The latest controversy to adorn Anders’ wiki page surrounds his statements regarding Bill C279, which if passed, would amend the Canadian Human Rights Act and hate crime section of the Criminal Code to include both ‘gender identity’ and
‘gender expression’ as legitimate grounds for discrimination.

There are countless individuals in this country that would benefit from Bill C279 as it would provide them with an added level of protection, one which is on par with the protections already guaranteed to Canadian citizens as a whole.

Anders, though, opposed the bill.

The illustrious member of Parliament believes that the bill equates to a “bathroom bill” which would allow for trans men to access women’s bathrooms.

Anders is circulating a petition to the House of Commons that claims that “it is the duty of the House of Commons to protect and safeguard our children from any exposure and harm that will come from giving a man access to women’s public washroom facilities.”

Anders chooses to ignore— or perhaps he is so willfully naive— the fact that the majority of trans people, who are dressing as a member of the sex which they internally identify with, are already presumably using the bathroom of
their internal self.

Unless as a country we are experiencing high rates of sexual assault against children in women’s bathrooms by transgendered males who are dressing as women— which simply is not the case— then this is not an issue, and Anders should publicly state his true intention in attempting to block this bill.

Whether or not Anders actually believes the vitriolic verbal diarrhea which he spews forth is aside from the point.
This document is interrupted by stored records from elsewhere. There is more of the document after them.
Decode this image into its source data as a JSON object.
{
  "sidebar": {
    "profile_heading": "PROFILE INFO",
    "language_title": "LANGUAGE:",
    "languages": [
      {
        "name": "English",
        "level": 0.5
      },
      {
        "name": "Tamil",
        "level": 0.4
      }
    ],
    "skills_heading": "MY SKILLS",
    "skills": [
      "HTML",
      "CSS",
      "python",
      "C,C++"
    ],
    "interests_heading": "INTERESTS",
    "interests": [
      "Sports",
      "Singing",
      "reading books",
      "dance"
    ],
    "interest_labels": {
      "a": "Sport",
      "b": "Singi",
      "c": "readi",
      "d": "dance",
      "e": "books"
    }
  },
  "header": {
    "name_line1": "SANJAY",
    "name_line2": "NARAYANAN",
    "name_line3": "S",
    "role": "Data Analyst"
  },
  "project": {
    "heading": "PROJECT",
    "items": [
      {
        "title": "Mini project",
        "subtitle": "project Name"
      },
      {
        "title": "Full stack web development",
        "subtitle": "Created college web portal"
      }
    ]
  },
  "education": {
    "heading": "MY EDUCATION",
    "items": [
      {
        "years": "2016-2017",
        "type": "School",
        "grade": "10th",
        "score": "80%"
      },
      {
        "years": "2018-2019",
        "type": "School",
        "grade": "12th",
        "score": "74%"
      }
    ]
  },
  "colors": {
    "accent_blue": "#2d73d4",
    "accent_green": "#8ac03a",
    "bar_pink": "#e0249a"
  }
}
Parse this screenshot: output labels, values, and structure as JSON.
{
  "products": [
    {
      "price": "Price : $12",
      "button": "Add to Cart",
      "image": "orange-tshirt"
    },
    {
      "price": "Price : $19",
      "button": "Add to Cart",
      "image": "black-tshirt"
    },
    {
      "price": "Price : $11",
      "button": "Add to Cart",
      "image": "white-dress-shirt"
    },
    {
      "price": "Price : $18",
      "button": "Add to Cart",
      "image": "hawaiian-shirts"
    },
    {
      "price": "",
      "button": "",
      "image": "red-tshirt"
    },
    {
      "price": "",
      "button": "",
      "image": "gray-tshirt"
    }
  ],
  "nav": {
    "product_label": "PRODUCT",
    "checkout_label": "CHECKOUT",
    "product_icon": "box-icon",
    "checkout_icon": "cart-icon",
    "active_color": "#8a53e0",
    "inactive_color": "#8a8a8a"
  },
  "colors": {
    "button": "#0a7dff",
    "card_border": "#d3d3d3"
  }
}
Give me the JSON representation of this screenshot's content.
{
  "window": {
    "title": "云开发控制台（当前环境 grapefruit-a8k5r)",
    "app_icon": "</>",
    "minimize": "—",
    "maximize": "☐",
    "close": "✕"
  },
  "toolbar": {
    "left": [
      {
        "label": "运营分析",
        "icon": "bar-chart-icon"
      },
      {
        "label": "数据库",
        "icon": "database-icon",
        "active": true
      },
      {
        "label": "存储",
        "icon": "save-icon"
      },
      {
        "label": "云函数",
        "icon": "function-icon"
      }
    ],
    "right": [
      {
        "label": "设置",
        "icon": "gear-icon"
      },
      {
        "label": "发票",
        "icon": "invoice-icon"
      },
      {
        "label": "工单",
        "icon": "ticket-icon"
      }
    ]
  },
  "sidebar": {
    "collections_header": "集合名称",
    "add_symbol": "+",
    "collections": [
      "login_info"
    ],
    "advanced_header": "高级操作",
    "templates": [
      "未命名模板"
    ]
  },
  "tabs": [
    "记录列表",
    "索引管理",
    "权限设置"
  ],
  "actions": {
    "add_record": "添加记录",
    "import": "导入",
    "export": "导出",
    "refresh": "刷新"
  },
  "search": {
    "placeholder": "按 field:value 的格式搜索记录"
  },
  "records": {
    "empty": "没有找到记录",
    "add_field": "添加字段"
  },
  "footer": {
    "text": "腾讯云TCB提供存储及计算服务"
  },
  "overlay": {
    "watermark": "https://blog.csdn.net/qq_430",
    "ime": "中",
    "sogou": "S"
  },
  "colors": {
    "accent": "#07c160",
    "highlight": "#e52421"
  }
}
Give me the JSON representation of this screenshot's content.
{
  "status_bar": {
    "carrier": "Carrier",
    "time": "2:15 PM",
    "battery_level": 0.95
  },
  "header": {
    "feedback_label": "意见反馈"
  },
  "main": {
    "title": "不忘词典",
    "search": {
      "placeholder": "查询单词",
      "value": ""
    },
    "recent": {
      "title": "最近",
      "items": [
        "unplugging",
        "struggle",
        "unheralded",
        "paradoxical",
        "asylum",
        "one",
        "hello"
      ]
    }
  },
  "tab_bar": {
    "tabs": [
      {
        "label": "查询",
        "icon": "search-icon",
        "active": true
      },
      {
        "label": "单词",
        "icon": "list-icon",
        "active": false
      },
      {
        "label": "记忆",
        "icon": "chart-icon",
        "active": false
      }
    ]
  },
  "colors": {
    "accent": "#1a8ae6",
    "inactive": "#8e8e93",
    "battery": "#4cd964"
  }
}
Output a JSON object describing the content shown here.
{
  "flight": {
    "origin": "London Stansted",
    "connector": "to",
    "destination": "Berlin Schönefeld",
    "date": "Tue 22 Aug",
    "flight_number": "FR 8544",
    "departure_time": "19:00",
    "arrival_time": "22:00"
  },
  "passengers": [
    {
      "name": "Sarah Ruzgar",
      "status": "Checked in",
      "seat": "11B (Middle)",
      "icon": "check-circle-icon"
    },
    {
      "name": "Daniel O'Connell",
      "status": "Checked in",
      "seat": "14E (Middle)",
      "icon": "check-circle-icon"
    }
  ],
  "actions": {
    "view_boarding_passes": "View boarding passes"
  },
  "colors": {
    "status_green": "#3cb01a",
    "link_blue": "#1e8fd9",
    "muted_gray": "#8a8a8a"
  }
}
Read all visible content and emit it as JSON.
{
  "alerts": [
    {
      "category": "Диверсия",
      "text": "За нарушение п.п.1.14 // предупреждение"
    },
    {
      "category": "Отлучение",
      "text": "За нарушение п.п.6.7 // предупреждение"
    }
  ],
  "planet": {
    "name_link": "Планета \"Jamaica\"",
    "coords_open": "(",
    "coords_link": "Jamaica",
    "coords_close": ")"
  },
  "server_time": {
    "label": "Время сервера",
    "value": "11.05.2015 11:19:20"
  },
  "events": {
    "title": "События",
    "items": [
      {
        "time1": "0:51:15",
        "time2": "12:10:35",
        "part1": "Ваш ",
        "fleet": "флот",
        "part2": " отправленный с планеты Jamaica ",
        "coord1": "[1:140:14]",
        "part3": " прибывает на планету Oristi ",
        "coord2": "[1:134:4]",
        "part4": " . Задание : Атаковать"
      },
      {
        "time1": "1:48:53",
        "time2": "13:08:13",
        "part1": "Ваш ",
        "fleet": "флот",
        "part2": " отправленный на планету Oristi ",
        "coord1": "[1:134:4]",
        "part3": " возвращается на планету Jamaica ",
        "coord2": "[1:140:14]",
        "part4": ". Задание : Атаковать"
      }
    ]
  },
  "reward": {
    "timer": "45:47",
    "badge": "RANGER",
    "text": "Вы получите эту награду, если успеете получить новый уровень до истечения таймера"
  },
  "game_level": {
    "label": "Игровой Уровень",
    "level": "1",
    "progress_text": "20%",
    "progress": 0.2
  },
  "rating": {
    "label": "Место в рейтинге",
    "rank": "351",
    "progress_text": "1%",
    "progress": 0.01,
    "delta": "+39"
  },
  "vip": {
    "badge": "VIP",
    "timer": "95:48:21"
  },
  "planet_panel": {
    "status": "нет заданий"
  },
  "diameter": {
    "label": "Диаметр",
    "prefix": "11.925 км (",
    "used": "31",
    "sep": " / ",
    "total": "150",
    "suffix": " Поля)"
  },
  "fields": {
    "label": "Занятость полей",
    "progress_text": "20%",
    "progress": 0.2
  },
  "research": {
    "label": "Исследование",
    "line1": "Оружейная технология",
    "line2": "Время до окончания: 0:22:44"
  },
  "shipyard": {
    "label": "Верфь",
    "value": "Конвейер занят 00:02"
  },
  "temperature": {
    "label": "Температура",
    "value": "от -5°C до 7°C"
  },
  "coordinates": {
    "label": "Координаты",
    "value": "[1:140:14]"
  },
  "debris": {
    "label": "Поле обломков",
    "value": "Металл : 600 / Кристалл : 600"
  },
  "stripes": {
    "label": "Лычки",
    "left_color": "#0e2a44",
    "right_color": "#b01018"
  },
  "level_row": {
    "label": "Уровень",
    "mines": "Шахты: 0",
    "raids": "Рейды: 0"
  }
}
This man— an elected member of Parliament at the federal level— has suggested, in public, that the aim of Bill C279 is to allow for trans men to enter women’s bathrooms and presumably assault children in some way.

He has ignored the fact that trans individuals are routinely discriminated against and have no legal mechanism to protect themselves. He has ignored the trials and tribulations which trans people face from ignorant, simpleminded people such as him. He has ignored the great tradition of our country that is to extend rights upon its citizens, not to limit or oppress its citizens.

But again, none of this should come as a surprise.

Just earlier this week, Anders apologized to New Democratic Party Leader Thomas Mulcair and Jack Layton’s family for suggesting that Mulcair helped to hasten Layton’s death by making it clear that if Layton was unable to fight in the federal
election he should have step down.

Suggesting that Mulcair helped to hasten the death of Layton, whether founded upon facts or not, is a grotesquely unacceptable statement to be made in a civilized society To invoke the death of Jack Layton to elicit a brief political jab at the current
federal NDP leader is reprehensible.

Anders was the sole politician to vote against making Nelson Mandela an honorary citizen in 2001 due to his belief that Mandela was a communist and a terrorist. Aggravated that China was to host the 2008 Beijing Olympics, Anders compared China to Hitler’s Germany under Nazi rule.

On a card addressed to Canadian troops and displayed in the lobby of the House of Commons, Anders simply wrote “When in doubt, pull the trigger.” And while Anders wrote in support of the troops on that card, he was removed from the Veteran’s Affairs Committee because he texted, fell asleep and arrived late to meetings.

Unfortunately, Anders is very well liked in his riding in Calgary. In 1997, his popular vote percentage was just 51.79 per cent whereas, following a steady stream of controversies, it rose to 58.7 per cent in 2006.

Perhaps Anders isn’t simply a lone politician voicing his illogical rants in the great public forum that is Parliament; or rather, perhaps it is that Anders represents the accepted ideology that runs throughout Calgary


UWindsor Lance
MP Anders not shy to controversy
Issue 15, Volume 85
Oct. 10, 2012
Jon Liedtke
Page 2

Jon Liedtke was the Features and Opinions Editor, Advertising Manager and Deficit Consultant at the UWindsor Lance.